> _EXTRACTED MATERIAL_
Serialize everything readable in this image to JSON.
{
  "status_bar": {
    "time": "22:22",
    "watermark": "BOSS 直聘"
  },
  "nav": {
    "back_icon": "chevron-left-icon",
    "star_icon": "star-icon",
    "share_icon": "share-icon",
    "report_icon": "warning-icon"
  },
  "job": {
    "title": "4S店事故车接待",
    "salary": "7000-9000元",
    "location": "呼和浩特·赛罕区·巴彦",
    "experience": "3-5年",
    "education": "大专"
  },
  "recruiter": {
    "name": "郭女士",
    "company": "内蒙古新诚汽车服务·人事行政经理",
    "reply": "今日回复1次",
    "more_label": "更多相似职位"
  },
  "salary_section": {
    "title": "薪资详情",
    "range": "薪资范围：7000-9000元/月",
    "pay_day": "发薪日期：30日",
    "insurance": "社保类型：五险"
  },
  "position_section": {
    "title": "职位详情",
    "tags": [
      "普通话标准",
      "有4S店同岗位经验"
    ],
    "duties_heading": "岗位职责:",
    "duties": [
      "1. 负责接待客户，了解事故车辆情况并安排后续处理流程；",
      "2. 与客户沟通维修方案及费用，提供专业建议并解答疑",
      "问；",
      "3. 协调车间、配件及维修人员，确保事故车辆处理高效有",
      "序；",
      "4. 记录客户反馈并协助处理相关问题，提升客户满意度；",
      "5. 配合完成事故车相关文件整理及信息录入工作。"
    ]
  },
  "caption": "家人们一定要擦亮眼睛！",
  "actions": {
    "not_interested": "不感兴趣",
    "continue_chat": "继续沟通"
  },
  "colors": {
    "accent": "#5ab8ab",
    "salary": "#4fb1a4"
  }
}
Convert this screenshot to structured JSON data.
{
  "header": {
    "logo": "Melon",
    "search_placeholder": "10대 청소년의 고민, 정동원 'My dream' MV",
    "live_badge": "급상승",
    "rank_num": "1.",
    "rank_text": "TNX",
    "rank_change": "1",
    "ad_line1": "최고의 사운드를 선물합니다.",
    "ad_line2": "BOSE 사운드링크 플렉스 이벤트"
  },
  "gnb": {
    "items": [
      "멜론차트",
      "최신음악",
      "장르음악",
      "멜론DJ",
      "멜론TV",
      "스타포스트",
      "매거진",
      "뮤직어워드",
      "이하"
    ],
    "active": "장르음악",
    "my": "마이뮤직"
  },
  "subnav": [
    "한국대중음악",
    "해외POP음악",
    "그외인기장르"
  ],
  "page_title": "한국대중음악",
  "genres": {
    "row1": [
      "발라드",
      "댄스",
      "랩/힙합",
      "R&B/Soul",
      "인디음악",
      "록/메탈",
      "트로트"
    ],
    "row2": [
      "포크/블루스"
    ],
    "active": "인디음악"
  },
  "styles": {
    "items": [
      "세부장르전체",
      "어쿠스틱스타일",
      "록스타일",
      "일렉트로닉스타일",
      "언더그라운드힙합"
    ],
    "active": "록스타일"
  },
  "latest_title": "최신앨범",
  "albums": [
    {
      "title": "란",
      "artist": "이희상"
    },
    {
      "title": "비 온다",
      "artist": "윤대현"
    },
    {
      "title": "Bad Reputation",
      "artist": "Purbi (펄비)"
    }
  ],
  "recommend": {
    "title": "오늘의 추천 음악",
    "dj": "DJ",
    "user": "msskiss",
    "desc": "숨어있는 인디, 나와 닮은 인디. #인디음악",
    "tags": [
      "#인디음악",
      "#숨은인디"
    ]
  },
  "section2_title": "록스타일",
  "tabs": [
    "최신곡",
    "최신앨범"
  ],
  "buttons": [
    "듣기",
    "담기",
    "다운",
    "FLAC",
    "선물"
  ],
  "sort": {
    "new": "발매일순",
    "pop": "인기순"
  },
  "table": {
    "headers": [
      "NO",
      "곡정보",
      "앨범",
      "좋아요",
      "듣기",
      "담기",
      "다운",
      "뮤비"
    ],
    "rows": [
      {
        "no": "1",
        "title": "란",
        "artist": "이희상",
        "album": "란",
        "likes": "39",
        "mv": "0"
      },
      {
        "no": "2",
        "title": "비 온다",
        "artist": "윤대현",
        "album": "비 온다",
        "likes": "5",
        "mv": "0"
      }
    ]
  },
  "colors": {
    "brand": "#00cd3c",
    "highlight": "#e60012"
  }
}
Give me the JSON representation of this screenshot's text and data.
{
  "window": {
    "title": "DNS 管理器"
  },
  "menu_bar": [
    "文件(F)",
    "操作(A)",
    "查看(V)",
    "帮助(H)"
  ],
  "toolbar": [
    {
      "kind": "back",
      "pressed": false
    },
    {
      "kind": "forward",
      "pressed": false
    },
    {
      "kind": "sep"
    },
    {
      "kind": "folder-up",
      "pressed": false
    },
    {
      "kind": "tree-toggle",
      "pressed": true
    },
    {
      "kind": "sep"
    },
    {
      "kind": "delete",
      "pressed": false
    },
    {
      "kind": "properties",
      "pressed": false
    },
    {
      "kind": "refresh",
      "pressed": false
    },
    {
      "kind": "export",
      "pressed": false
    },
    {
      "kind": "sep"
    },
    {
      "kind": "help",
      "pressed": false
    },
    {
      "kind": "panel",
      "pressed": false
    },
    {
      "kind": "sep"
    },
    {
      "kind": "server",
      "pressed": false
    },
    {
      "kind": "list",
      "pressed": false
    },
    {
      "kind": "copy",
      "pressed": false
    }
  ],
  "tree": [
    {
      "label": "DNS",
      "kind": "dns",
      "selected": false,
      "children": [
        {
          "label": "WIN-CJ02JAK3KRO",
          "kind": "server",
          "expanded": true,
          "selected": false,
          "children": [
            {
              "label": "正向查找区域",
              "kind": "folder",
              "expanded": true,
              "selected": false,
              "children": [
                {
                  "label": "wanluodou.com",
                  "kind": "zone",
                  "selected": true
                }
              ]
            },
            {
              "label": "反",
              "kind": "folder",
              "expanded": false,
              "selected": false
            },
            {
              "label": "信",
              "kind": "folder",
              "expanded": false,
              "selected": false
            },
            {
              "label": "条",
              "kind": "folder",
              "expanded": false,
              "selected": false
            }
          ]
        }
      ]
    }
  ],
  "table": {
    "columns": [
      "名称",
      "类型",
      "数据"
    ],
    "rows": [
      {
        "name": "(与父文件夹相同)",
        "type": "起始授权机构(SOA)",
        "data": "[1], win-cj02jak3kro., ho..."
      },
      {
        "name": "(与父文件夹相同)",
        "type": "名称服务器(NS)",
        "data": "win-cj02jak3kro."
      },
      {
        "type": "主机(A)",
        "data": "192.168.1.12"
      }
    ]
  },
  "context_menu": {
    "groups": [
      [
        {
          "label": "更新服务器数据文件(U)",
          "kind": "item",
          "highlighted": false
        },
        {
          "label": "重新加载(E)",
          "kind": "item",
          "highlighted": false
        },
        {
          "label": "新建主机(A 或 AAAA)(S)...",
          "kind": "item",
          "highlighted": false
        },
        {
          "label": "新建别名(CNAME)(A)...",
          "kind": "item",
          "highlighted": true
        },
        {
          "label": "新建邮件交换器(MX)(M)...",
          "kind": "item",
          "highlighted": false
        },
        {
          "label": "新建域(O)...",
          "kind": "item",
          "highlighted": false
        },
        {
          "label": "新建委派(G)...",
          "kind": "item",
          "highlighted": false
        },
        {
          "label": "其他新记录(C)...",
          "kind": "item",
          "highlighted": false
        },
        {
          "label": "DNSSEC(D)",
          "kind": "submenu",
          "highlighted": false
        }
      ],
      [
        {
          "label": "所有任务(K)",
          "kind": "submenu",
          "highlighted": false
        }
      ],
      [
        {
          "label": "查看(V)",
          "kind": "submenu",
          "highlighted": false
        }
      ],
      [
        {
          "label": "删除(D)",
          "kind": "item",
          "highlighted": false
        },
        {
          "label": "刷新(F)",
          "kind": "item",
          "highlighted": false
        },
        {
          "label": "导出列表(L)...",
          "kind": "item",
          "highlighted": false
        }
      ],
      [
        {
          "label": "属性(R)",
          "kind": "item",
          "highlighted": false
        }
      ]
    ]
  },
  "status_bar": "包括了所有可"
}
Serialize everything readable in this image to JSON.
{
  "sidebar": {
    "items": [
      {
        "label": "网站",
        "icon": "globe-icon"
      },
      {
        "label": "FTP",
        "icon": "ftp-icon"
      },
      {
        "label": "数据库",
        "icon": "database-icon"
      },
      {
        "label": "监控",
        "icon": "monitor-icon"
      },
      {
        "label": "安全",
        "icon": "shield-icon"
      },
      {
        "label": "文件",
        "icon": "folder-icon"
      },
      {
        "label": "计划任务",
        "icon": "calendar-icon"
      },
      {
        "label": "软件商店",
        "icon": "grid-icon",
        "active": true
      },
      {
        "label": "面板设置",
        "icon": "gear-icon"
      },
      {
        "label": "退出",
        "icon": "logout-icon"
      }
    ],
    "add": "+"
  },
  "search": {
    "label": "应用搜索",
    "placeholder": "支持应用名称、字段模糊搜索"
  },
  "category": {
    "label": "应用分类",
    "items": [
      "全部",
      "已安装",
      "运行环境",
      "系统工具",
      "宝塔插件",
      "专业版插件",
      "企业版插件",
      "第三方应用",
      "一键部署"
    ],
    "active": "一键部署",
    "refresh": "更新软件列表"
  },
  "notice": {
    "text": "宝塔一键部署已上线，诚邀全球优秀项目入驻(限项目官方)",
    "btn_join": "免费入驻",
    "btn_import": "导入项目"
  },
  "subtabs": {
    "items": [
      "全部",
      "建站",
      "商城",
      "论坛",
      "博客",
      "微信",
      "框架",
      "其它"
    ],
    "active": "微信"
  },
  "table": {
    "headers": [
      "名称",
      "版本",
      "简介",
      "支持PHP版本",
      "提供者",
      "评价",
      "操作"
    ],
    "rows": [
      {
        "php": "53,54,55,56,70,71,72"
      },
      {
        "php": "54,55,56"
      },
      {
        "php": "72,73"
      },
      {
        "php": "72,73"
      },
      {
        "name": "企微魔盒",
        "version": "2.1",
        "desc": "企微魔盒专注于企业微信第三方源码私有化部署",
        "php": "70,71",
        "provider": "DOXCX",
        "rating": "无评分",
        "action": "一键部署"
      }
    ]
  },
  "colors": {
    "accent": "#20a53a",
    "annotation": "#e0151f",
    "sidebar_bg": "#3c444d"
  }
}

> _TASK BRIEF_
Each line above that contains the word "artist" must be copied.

> _ANSWER SPACE_
      "artist": "이희상"
      "artist": "윤대현"
      "artist": "Purbi (펄비)"
        "artist": "이희상",
        "artist": "윤대현",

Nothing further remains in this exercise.